(Page and application data records)
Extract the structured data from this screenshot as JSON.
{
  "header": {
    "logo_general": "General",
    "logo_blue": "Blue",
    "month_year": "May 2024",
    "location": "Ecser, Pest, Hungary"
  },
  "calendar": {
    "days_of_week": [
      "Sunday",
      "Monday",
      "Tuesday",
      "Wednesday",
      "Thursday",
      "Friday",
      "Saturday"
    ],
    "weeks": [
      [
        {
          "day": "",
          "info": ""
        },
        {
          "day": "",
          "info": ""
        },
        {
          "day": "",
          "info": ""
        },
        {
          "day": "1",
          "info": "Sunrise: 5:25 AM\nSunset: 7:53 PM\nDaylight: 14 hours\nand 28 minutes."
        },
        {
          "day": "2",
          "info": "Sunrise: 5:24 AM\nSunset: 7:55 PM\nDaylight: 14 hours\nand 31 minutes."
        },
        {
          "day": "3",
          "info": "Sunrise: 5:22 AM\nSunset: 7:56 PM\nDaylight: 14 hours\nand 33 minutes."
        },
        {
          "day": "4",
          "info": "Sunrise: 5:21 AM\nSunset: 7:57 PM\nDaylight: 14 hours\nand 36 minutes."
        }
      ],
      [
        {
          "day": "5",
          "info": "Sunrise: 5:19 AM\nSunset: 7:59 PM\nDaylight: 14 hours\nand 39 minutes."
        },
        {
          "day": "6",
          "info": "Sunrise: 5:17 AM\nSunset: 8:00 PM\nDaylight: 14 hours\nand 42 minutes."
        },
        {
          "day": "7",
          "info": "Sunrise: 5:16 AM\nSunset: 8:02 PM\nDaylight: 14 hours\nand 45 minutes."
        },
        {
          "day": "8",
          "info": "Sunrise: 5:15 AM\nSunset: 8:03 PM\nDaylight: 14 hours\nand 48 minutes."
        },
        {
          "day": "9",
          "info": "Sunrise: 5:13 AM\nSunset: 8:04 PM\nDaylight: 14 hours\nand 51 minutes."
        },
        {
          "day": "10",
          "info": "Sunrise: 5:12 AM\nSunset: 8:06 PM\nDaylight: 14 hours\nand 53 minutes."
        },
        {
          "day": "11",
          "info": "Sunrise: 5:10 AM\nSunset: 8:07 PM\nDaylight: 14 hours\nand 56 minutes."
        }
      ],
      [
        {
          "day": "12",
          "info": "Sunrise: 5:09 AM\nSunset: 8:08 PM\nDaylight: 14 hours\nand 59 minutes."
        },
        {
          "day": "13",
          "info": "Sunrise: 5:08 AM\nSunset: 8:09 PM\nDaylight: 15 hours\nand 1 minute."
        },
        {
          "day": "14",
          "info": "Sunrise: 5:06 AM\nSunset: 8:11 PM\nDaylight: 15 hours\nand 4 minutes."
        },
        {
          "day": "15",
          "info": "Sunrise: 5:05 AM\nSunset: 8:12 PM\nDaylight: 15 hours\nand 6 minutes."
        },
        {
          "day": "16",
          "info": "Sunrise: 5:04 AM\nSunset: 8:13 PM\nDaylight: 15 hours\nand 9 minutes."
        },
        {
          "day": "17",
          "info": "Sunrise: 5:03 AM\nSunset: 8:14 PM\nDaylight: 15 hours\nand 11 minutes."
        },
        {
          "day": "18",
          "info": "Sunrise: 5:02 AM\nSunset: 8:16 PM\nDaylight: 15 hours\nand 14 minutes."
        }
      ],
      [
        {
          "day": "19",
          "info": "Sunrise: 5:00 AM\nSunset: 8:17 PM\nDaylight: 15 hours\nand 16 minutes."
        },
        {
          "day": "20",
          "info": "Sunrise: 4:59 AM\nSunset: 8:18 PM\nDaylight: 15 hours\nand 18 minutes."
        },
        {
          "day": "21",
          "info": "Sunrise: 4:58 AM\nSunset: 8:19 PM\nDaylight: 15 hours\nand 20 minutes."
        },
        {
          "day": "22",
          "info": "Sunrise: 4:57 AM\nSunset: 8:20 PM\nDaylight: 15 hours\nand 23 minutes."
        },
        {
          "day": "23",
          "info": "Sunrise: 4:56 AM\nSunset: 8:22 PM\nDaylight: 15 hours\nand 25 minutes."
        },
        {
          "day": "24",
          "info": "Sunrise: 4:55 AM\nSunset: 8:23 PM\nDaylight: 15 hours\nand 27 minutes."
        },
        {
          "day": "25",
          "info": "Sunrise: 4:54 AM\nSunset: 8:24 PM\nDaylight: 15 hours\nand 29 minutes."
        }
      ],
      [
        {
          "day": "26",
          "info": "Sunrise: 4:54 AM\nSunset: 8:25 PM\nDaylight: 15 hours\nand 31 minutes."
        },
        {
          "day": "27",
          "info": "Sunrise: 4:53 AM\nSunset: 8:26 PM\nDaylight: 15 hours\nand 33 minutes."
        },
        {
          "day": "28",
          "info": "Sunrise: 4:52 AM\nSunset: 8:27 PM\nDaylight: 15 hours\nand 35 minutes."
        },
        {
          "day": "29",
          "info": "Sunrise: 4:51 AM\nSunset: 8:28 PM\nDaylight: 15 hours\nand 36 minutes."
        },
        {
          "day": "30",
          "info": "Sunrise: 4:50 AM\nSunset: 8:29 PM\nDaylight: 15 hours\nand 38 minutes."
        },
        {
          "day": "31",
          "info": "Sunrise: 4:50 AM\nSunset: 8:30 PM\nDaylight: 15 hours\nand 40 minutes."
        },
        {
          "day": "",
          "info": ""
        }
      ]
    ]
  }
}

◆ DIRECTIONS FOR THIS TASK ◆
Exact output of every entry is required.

◆ RESPONSE BELOW ◆
Extract the structured data from this screenshot as JSON.
{
  "header": {
    "logo_general": "General",
    "logo_blue": "Blue",
    "month_year": "May 2024",
    "location": "Ecser, Pest, Hungary"
  },
  "calendar": {
    "days_of_week": [
      "Sunday",
      "Monday",
      "Tuesday",
      "Wednesday",
      "Thursday",
      "Friday",
      "Saturday"
    ],
    "weeks": [
      [
        {
          "day": "",
          "info": ""
        },
        {
          "day": "",
          "info": ""
        },
        {
          "day": "",
          "info": ""
        },
        {
          "day": "1",
          "info": "Sunrise: 5:25 AM\nSunset: 7:53 PM\nDaylight: 14 hours\nand 28 minutes."
        },
        {
          "day": "2",
          "info": "Sunrise: 5:24 AM\nSunset: 7:55 PM\nDaylight: 14 hours\nand 31 minutes."
        },
        {
          "day": "3",
          "info": "Sunrise: 5:22 AM\nSunset: 7:56 PM\nDaylight: 14 hours\nand 33 minutes."
        },
        {
          "day": "4",
          "info": "Sunrise: 5:21 AM\nSunset: 7:57 PM\nDaylight: 14 hours\nand 36 minutes."
        }
      ],
      [
        {
          "day": "5",
          "info": "Sunrise: 5:19 AM\nSunset: 7:59 PM\nDaylight: 14 hours\nand 39 minutes."
        },
        {
          "day": "6",
          "info": "Sunrise: 5:17 AM\nSunset: 8:00 PM\nDaylight: 14 hours\nand 42 minutes."
        },
        {
          "day": "7",
          "info": "Sunrise: 5:16 AM\nSunset: 8:02 PM\nDaylight: 14 hours\nand 45 minutes."
        },
        {
          "day": "8",
          "info": "Sunrise: 5:15 AM\nSunset: 8:03 PM\nDaylight: 14 hours\nand 48 minutes."
        },
        {
          "day": "9",
          "info": "Sunrise: 5:13 AM\nSunset: 8:04 PM\nDaylight: 14 hours\nand 51 minutes."
        },
        {
          "day": "10",
          "info": "Sunrise: 5:12 AM\nSunset: 8:06 PM\nDaylight: 14 hours\nand 53 minutes."
        },
        {
          "day": "11",
          "info": "Sunrise: 5:10 AM\nSunset: 8:07 PM\nDaylight: 14 hours\nand 56 minutes."
        }
      ],
      [
        {
          "day": "12",
          "info": "Sunrise: 5:09 AM\nSunset: 8:08 PM\nDaylight: 14 hours\nand 59 minutes."
        },
        {
          "day": "13",
          "info": "Sunrise: 5:08 AM\nSunset: 8:09 PM\nDaylight: 15 hours\nand 1 minute."
        },
        {
          "day": "14",
          "info": "Sunrise: 5:06 AM\nSunset: 8:11 PM\nDaylight: 15 hours\nand 4 minutes."
        },
        {
          "day": "15",
          "info": "Sunrise: 5:05 AM\nSunset: 8:12 PM\nDaylight: 15 hours\nand 6 minutes."
        },
        {
          "day": "16",
          "info": "Sunrise: 5:04 AM\nSunset: 8:13 PM\nDaylight: 15 hours\nand 9 minutes."
        },
        {
          "day": "17",
          "info": "Sunrise: 5:03 AM\nSunset: 8:14 PM\nDaylight: 15 hours\nand 11 minutes."
        },
        {
          "day": "18",
          "info": "Sunrise: 5:02 AM\nSunset: 8:16 PM\nDaylight: 15 hours\nand 14 minutes."
        }
      ],
      [
        {
          "day": "19",
          "info": "Sunrise: 5:00 AM\nSunset: 8:17 PM\nDaylight: 15 hours\nand 16 minutes."
        },
        {
          "day": "20",
          "info": "Sunrise: 4:59 AM\nSunset: 8:18 PM\nDaylight: 15 hours\nand 18 minutes."
        },
        {
          "day": "21",
          "info": "Sunrise: 4:58 AM\nSunset: 8:19 PM\nDaylight: 15 hours\nand 20 minutes."
        },
        {
          "day": "22",
          "info": "Sunrise: 4:57 AM\nSunset: 8:20 PM\nDaylight: 15 hours\nand 23 minutes."
        },
        {
          "day": "23",
          "info": "Sunrise: 4:56 AM\nSunset: 8:22 PM\nDaylight: 15 hours\nand 25 minutes."
        },
        {
          "day": "24",
          "info": "Sunrise: 4:55 AM\nSunset: 8:23 PM\nDaylight: 15 hours\nand 27 minutes."
        },
        {
          "day": "25",
          "info": "Sunrise: 4:54 AM\nSunset: 8:24 PM\nDaylight: 15 hours\nand 29 minutes."
        }
      ],
      [
        {
          "day": "26",
          "info": "Sunrise: 4:54 AM\nSunset: 8:25 PM\nDaylight: 15 hours\nand 31 minutes."
        },
        {
          "day": "27",
          "info": "Sunrise: 4:53 AM\nSunset: 8:26 PM\nDaylight: 15 hours\nand 33 minutes."
        },
        {
          "day": "28",
          "info": "Sunrise: 4:52 AM\nSunset: 8:27 PM\nDaylight: 15 hours\nand 35 minutes."
        },
        {
          "day": "29",
          "info": "Sunrise: 4:51 AM\nSunset: 8:28 PM\nDaylight: 15 hours\nand 36 minutes."
        },
        {
          "day": "30",
          "info": "Sunrise: 4:50 AM\nSunset: 8:29 PM\nDaylight: 15 hours\nand 38 minutes."
        },
        {
          "day": "31",
          "info": "Sunrise: 4:50 AM\nSunset: 8:30 PM\nDaylight: 15 hours\nand 40 minutes."
        },
        {
          "day": "",
          "info": ""
        }
      ]
    ]
  }
}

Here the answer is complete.